◆ Task to complete
In your copy, include every record exactly and no pictures.

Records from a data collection

============

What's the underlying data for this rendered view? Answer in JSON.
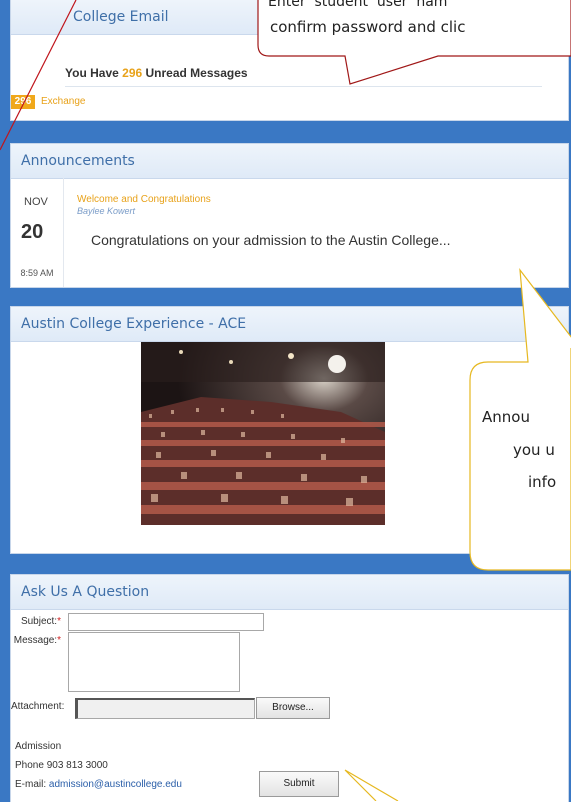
{
  "email": {
    "title": "College Email",
    "unread_prefix": "You Have ",
    "unread_count": "296",
    "unread_suffix": " Unread Messages",
    "exchange_badge": "296",
    "exchange_label": "Exchange"
  },
  "announcements": {
    "title": "Announcements",
    "month": "NOV",
    "day": "20",
    "time": "8:59 AM",
    "item_title": "Welcome and Congratulations",
    "author": "Baylee Kowert",
    "body": "Congratulations on your admission to the Austin College..."
  },
  "ace": {
    "title": "Austin College Experience - ACE"
  },
  "ask": {
    "title": "Ask Us A Question",
    "subject_label": "Subject:",
    "message_label": "Message:",
    "required_mark": "*",
    "attachment_label": "Attachment:",
    "browse_label": "Browse...",
    "contact_name": "Admission",
    "phone": "Phone 903 813 3000",
    "email_prefix": "E-mail: ",
    "email_address": "admission@austincollege.edu",
    "submit_label": "Submit"
  },
  "callouts": {
    "top_line1": "Enter  student  user  nam",
    "top_line2": "confirm password and clic",
    "ann_line1": "Annou",
    "ann_line2": "you u",
    "ann_line3": "info"
  }
}
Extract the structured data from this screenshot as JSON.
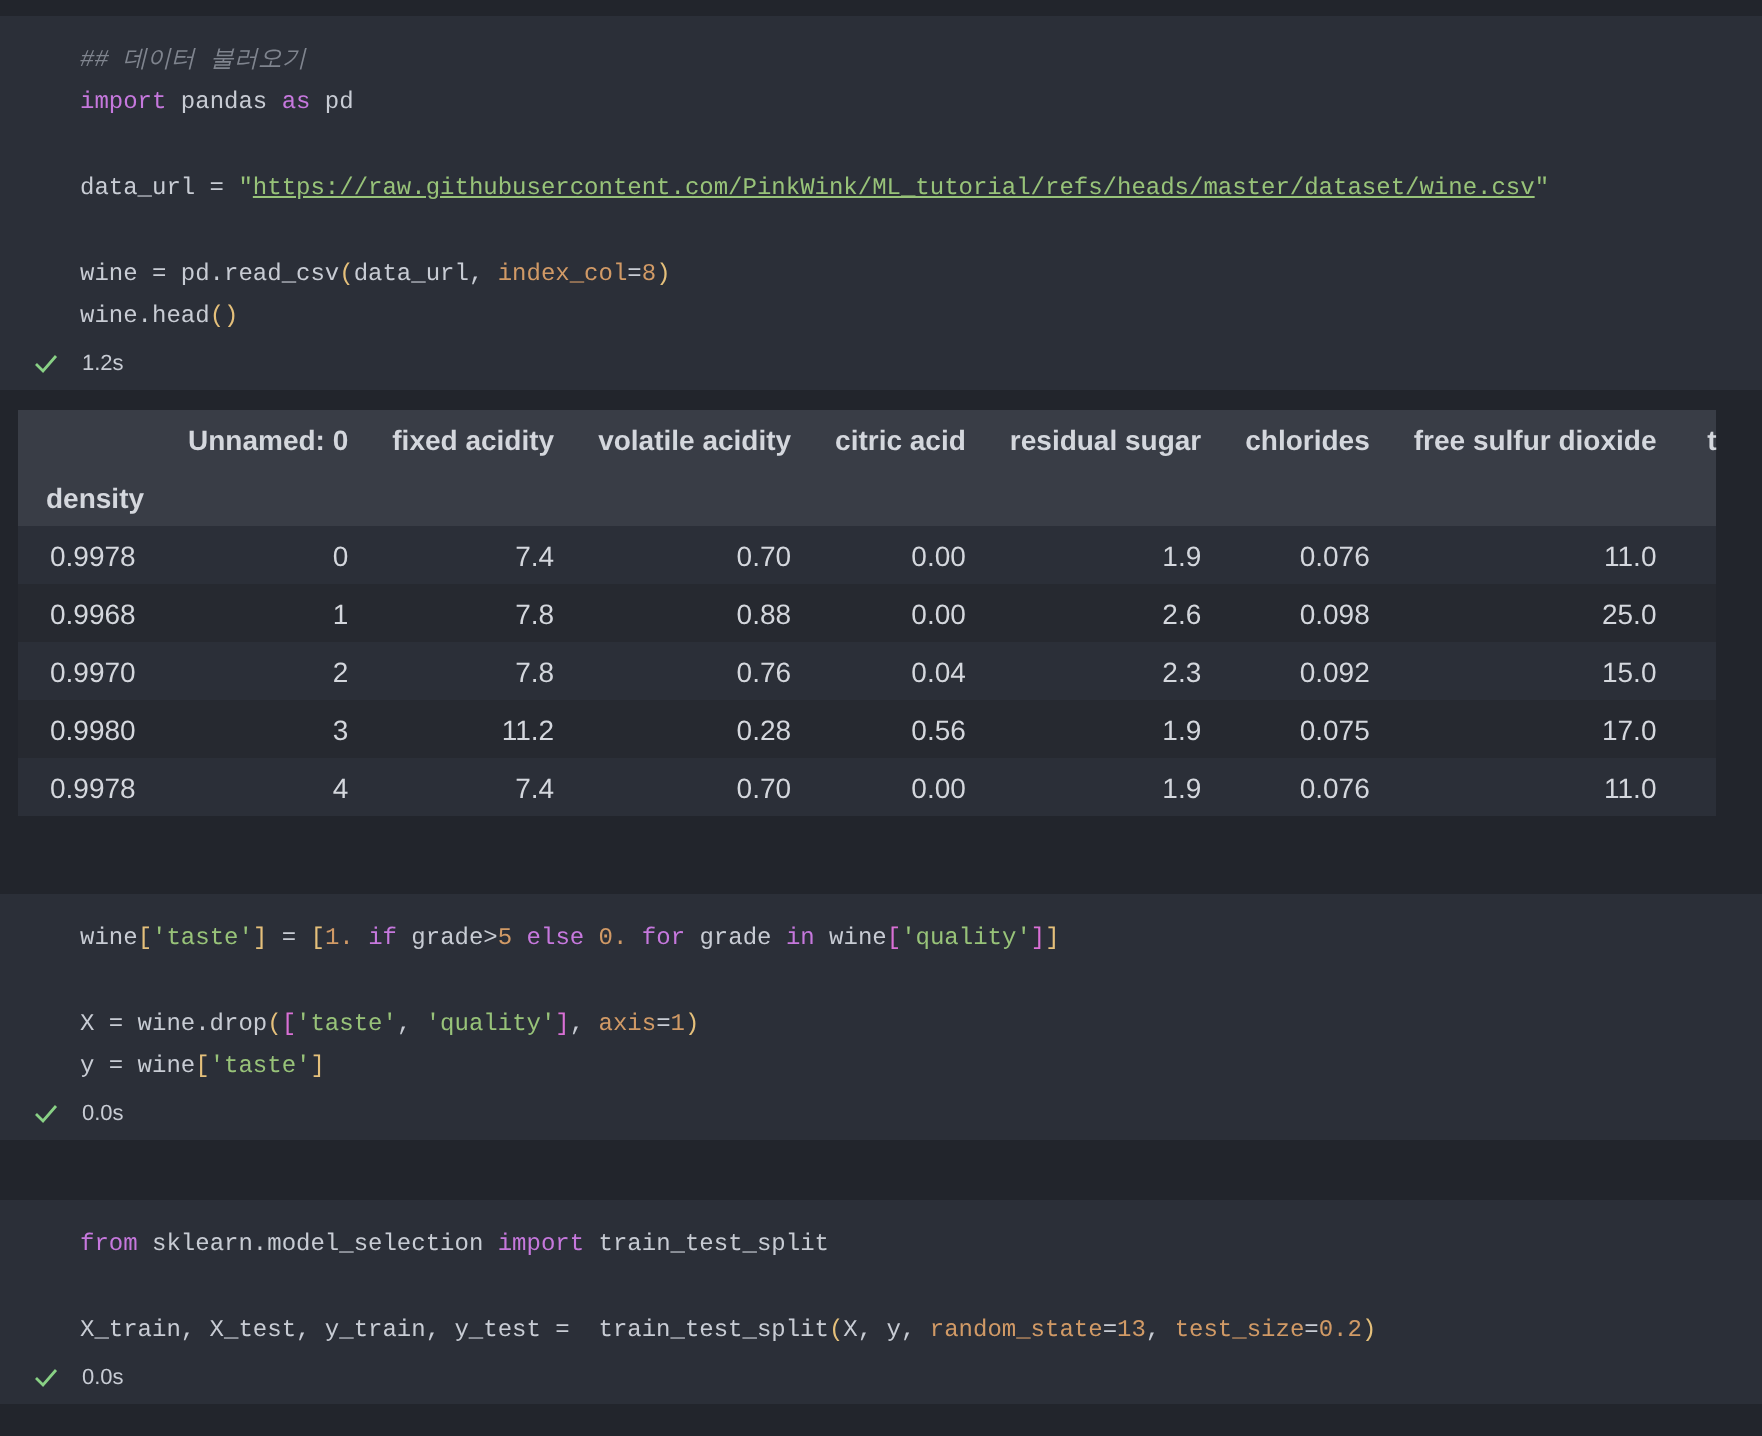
{
  "cells": [
    {
      "lines": [
        {
          "tokens": [
            {
              "t": "## 데이터 불러오기",
              "kind": "comment"
            }
          ]
        },
        {
          "tokens": [
            {
              "t": "import",
              "kind": "keyword"
            },
            {
              "t": " pandas ",
              "kind": "plain"
            },
            {
              "t": "as",
              "kind": "keyword"
            },
            {
              "t": " pd",
              "kind": "plain"
            }
          ]
        },
        {
          "blank": true
        },
        {
          "tokens": [
            {
              "t": "data_url = ",
              "kind": "plain"
            },
            {
              "t": "\"",
              "kind": "string"
            },
            {
              "t": "https://raw.githubusercontent.com/PinkWink/ML_tutorial/refs/heads/master/dataset/wine.csv",
              "kind": "url"
            },
            {
              "t": "\"",
              "kind": "string"
            }
          ]
        },
        {
          "blank": true
        },
        {
          "tokens": [
            {
              "t": "wine = pd.read_csv",
              "kind": "plain"
            },
            {
              "t": "(",
              "kind": "bracket"
            },
            {
              "t": "data_url, ",
              "kind": "plain"
            },
            {
              "t": "index_col",
              "kind": "param"
            },
            {
              "t": "=",
              "kind": "plain"
            },
            {
              "t": "8",
              "kind": "number"
            },
            {
              "t": ")",
              "kind": "bracket"
            }
          ]
        },
        {
          "tokens": [
            {
              "t": "wine.head",
              "kind": "plain"
            },
            {
              "t": "()",
              "kind": "bracket"
            }
          ]
        }
      ],
      "status": {
        "succeeded": true,
        "time": "1.2s"
      },
      "output": {
        "index_name": "density",
        "columns": [
          "Unnamed: 0",
          "fixed acidity",
          "volatile acidity",
          "citric acid",
          "residual sugar",
          "chlorides",
          "free sulfur dioxide",
          "t"
        ],
        "rows": [
          {
            "index": "0.9978",
            "values": [
              "0",
              "7.4",
              "0.70",
              "0.00",
              "1.9",
              "0.076",
              "11.0"
            ]
          },
          {
            "index": "0.9968",
            "values": [
              "1",
              "7.8",
              "0.88",
              "0.00",
              "2.6",
              "0.098",
              "25.0"
            ]
          },
          {
            "index": "0.9970",
            "values": [
              "2",
              "7.8",
              "0.76",
              "0.04",
              "2.3",
              "0.092",
              "15.0"
            ]
          },
          {
            "index": "0.9980",
            "values": [
              "3",
              "11.2",
              "0.28",
              "0.56",
              "1.9",
              "0.075",
              "17.0"
            ]
          },
          {
            "index": "0.9978",
            "values": [
              "4",
              "7.4",
              "0.70",
              "0.00",
              "1.9",
              "0.076",
              "11.0"
            ]
          }
        ]
      }
    },
    {
      "lines": [
        {
          "tokens": [
            {
              "t": "wine",
              "kind": "plain"
            },
            {
              "t": "[",
              "kind": "bracket"
            },
            {
              "t": "'taste'",
              "kind": "string"
            },
            {
              "t": "]",
              "kind": "bracket"
            },
            {
              "t": " = ",
              "kind": "plain"
            },
            {
              "t": "[",
              "kind": "bracket"
            },
            {
              "t": "1. ",
              "kind": "number"
            },
            {
              "t": "if",
              "kind": "keyword"
            },
            {
              "t": " grade>",
              "kind": "plain"
            },
            {
              "t": "5 ",
              "kind": "number"
            },
            {
              "t": "else",
              "kind": "keyword"
            },
            {
              "t": " 0. ",
              "kind": "number"
            },
            {
              "t": "for",
              "kind": "keyword"
            },
            {
              "t": " grade ",
              "kind": "plain"
            },
            {
              "t": "in",
              "kind": "keyword"
            },
            {
              "t": " wine",
              "kind": "plain"
            },
            {
              "t": "[",
              "kind": "bracket2"
            },
            {
              "t": "'quality'",
              "kind": "string"
            },
            {
              "t": "]",
              "kind": "bracket2"
            },
            {
              "t": "]",
              "kind": "bracket"
            }
          ]
        },
        {
          "blank": true
        },
        {
          "tokens": [
            {
              "t": "X = wine.drop",
              "kind": "plain"
            },
            {
              "t": "(",
              "kind": "bracket"
            },
            {
              "t": "[",
              "kind": "bracket2"
            },
            {
              "t": "'taste'",
              "kind": "string"
            },
            {
              "t": ", ",
              "kind": "plain"
            },
            {
              "t": "'quality'",
              "kind": "string"
            },
            {
              "t": "]",
              "kind": "bracket2"
            },
            {
              "t": ", ",
              "kind": "plain"
            },
            {
              "t": "axis",
              "kind": "param"
            },
            {
              "t": "=",
              "kind": "plain"
            },
            {
              "t": "1",
              "kind": "number"
            },
            {
              "t": ")",
              "kind": "bracket"
            }
          ]
        },
        {
          "tokens": [
            {
              "t": "y = wine",
              "kind": "plain"
            },
            {
              "t": "[",
              "kind": "bracket"
            },
            {
              "t": "'taste'",
              "kind": "string"
            },
            {
              "t": "]",
              "kind": "bracket"
            }
          ]
        }
      ],
      "status": {
        "succeeded": true,
        "time": "0.0s"
      }
    },
    {
      "lines": [
        {
          "tokens": [
            {
              "t": "from",
              "kind": "keyword"
            },
            {
              "t": " sklearn.model_selection ",
              "kind": "plain"
            },
            {
              "t": "import",
              "kind": "keyword"
            },
            {
              "t": " train_test_split",
              "kind": "plain"
            }
          ]
        },
        {
          "blank": true
        },
        {
          "tokens": [
            {
              "t": "X_train, X_test, y_train, y_test =  train_test_split",
              "kind": "plain"
            },
            {
              "t": "(",
              "kind": "bracket"
            },
            {
              "t": "X, y, ",
              "kind": "plain"
            },
            {
              "t": "random_state",
              "kind": "param"
            },
            {
              "t": "=",
              "kind": "plain"
            },
            {
              "t": "13",
              "kind": "number"
            },
            {
              "t": ", ",
              "kind": "plain"
            },
            {
              "t": "test_size",
              "kind": "param"
            },
            {
              "t": "=",
              "kind": "plain"
            },
            {
              "t": "0.2",
              "kind": "number"
            },
            {
              "t": ")",
              "kind": "bracket"
            }
          ]
        }
      ],
      "status": {
        "succeeded": true,
        "time": "0.0s"
      }
    }
  ]
}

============

◆ Problem solution
What's the underlying data for this rendered view? Answer in JSON.
{
  "email": {
    "title": "College Email",
    "unread_prefix": "You Have ",
    "unread_count": "296",
    "unread_suffix": " Unread Messages",
    "exchange_badge": "296",
    "exchange_label": "Exchange"
  },
  "announcements": {
    "title": "Announcements",
    "month": "NOV",
    "day": "20",
    "time": "8:59 AM",
    "item_title": "Welcome and Congratulations",
    "author": "Baylee Kowert",
    "body": "Congratulations on your admission to the Austin College..."
  },
  "ace": {
    "title": "Austin College Experience - ACE"
  },
  "ask": {
    "title": "Ask Us A Question",
    "subject_label": "Subject:",
    "message_label": "Message:",
    "required_mark": "*",
    "attachment_label": "Attachment:",
    "browse_label": "Browse...",
    "contact_name": "Admission",
    "phone": "Phone 903 813 3000",
    "email_prefix": "E-mail: ",
    "email_address": "admission@austincollege.edu",
    "submit_label": "Submit"
  },
  "callouts": {
    "top_line1": "Enter  student  user  nam",
    "top_line2": "confirm password and clic",
    "ann_line1": "Annou",
    "ann_line2": "you u",
    "ann_line3": "info"
  }
}
Extract the structured data from this screenshot as JSON.
{
  "cells": [
    {
      "lines": [
        {
          "tokens": [
            {
              "t": "## 데이터 불러오기",
              "kind": "comment"
            }
          ]
        },
        {
          "tokens": [
            {
              "t": "import",
              "kind": "keyword"
            },
            {
              "t": " pandas ",
              "kind": "plain"
            },
            {
              "t": "as",
              "kind": "keyword"
            },
            {
              "t": " pd",
              "kind": "plain"
            }
          ]
        },
        {
          "blank": true
        },
        {
          "tokens": [
            {
              "t": "data_url = ",
              "kind": "plain"
            },
            {
              "t": "\"",
              "kind": "string"
            },
            {
              "t": "https://raw.githubusercontent.com/PinkWink/ML_tutorial/refs/heads/master/dataset/wine.csv",
              "kind": "url"
            },
            {
              "t": "\"",
              "kind": "string"
            }
          ]
        },
        {
          "blank": true
        },
        {
          "tokens": [
            {
              "t": "wine = pd.read_csv",
              "kind": "plain"
            },
            {
              "t": "(",
              "kind": "bracket"
            },
            {
              "t": "data_url, ",
              "kind": "plain"
            },
            {
              "t": "index_col",
              "kind": "param"
            },
            {
              "t": "=",
              "kind": "plain"
            },
            {
              "t": "8",
              "kind": "number"
            },
            {
              "t": ")",
              "kind": "bracket"
            }
          ]
        },
        {
          "tokens": [
            {
              "t": "wine.head",
              "kind": "plain"
            },
            {
              "t": "()",
              "kind": "bracket"
            }
          ]
        }
      ],
      "status": {
        "succeeded": true,
        "time": "1.2s"
      },
      "output": {
        "index_name": "density",
        "columns": [
          "Unnamed: 0",
          "fixed acidity",
          "volatile acidity",
          "citric acid",
          "residual sugar",
          "chlorides",
          "free sulfur dioxide",
          "t"
        ],
        "rows": [
          {
            "index": "0.9978",
            "values": [
              "0",
              "7.4",
              "0.70",
              "0.00",
              "1.9",
              "0.076",
              "11.0"
            ]
          },
          {
            "index": "0.9968",
            "values": [
              "1",
              "7.8",
              "0.88",
              "0.00",
              "2.6",
              "0.098",
              "25.0"
            ]
          },
          {
            "index": "0.9970",
            "values": [
              "2",
              "7.8",
              "0.76",
              "0.04",
              "2.3",
              "0.092",
              "15.0"
            ]
          },
          {
            "index": "0.9980",
            "values": [
              "3",
              "11.2",
              "0.28",
              "0.56",
              "1.9",
              "0.075",
              "17.0"
            ]
          },
          {
            "index": "0.9978",
            "values": [
              "4",
              "7.4",
              "0.70",
              "0.00",
              "1.9",
              "0.076",
              "11.0"
            ]
          }
        ]
      }
    },
    {
      "lines": [
        {
          "tokens": [
            {
              "t": "wine",
              "kind": "plain"
            },
            {
              "t": "[",
              "kind": "bracket"
            },
            {
              "t": "'taste'",
              "kind": "string"
            },
            {
              "t": "]",
              "kind": "bracket"
            },
            {
              "t": " = ",
              "kind": "plain"
            },
            {
              "t": "[",
              "kind": "bracket"
            },
            {
              "t": "1. ",
              "kind": "number"
            },
            {
              "t": "if",
              "kind": "keyword"
            },
            {
              "t": " grade>",
              "kind": "plain"
            },
            {
              "t": "5 ",
              "kind": "number"
            },
            {
              "t": "else",
              "kind": "keyword"
            },
            {
              "t": " 0. ",
              "kind": "number"
            },
            {
              "t": "for",
              "kind": "keyword"
            },
            {
              "t": " grade ",
              "kind": "plain"
            },
            {
              "t": "in",
              "kind": "keyword"
            },
            {
              "t": " wine",
              "kind": "plain"
            },
            {
              "t": "[",
              "kind": "bracket2"
            },
            {
              "t": "'quality'",
              "kind": "string"
            },
            {
              "t": "]",
              "kind": "bracket2"
            },
            {
              "t": "]",
              "kind": "bracket"
            }
          ]
        },
        {
          "blank": true
        },
        {
          "tokens": [
            {
              "t": "X = wine.drop",
              "kind": "plain"
            },
            {
              "t": "(",
              "kind": "bracket"
            },
            {
              "t": "[",
              "kind": "bracket2"
            },
            {
              "t": "'taste'",
              "kind": "string"
            },
            {
              "t": ", ",
              "kind": "plain"
            },
            {
              "t": "'quality'",
              "kind": "string"
            },
            {
              "t": "]",
              "kind": "bracket2"
            },
            {
              "t": ", ",
              "kind": "plain"
            },
            {
              "t": "axis",
              "kind": "param"
            },
            {
              "t": "=",
              "kind": "plain"
            },
            {
              "t": "1",
              "kind": "number"
            },
            {
              "t": ")",
              "kind": "bracket"
            }
          ]
        },
        {
          "tokens": [
            {
              "t": "y = wine",
              "kind": "plain"
            },
            {
              "t": "[",
              "kind": "bracket"
            },
            {
              "t": "'taste'",
              "kind": "string"
            },
            {
              "t": "]",
              "kind": "bracket"
            }
          ]
        }
      ],
      "status": {
        "succeeded": true,
        "time": "0.0s"
      }
    },
    {
      "lines": [
        {
          "tokens": [
            {
              "t": "from",
              "kind": "keyword"
            },
            {
              "t": " sklearn.model_selection ",
              "kind": "plain"
            },
            {
              "t": "import",
              "kind": "keyword"
            },
            {
              "t": " train_test_split",
              "kind": "plain"
            }
          ]
        },
        {
          "blank": true
        },
        {
          "tokens": [
            {
              "t": "X_train, X_test, y_train, y_test =  train_test_split",
              "kind": "plain"
            },
            {
              "t": "(",
              "kind": "bracket"
            },
            {
              "t": "X, y, ",
              "kind": "plain"
            },
            {
              "t": "random_state",
              "kind": "param"
            },
            {
              "t": "=",
              "kind": "plain"
            },
            {
              "t": "13",
              "kind": "number"
            },
            {
              "t": ", ",
              "kind": "plain"
            },
            {
              "t": "test_size",
              "kind": "param"
            },
            {
              "t": "=",
              "kind": "plain"
            },
            {
              "t": "0.2",
              "kind": "number"
            },
            {
              "t": ")",
              "kind": "bracket"
            }
          ]
        }
      ],
      "status": {
        "succeeded": true,
        "time": "0.0s"
      }
    }
  ]
}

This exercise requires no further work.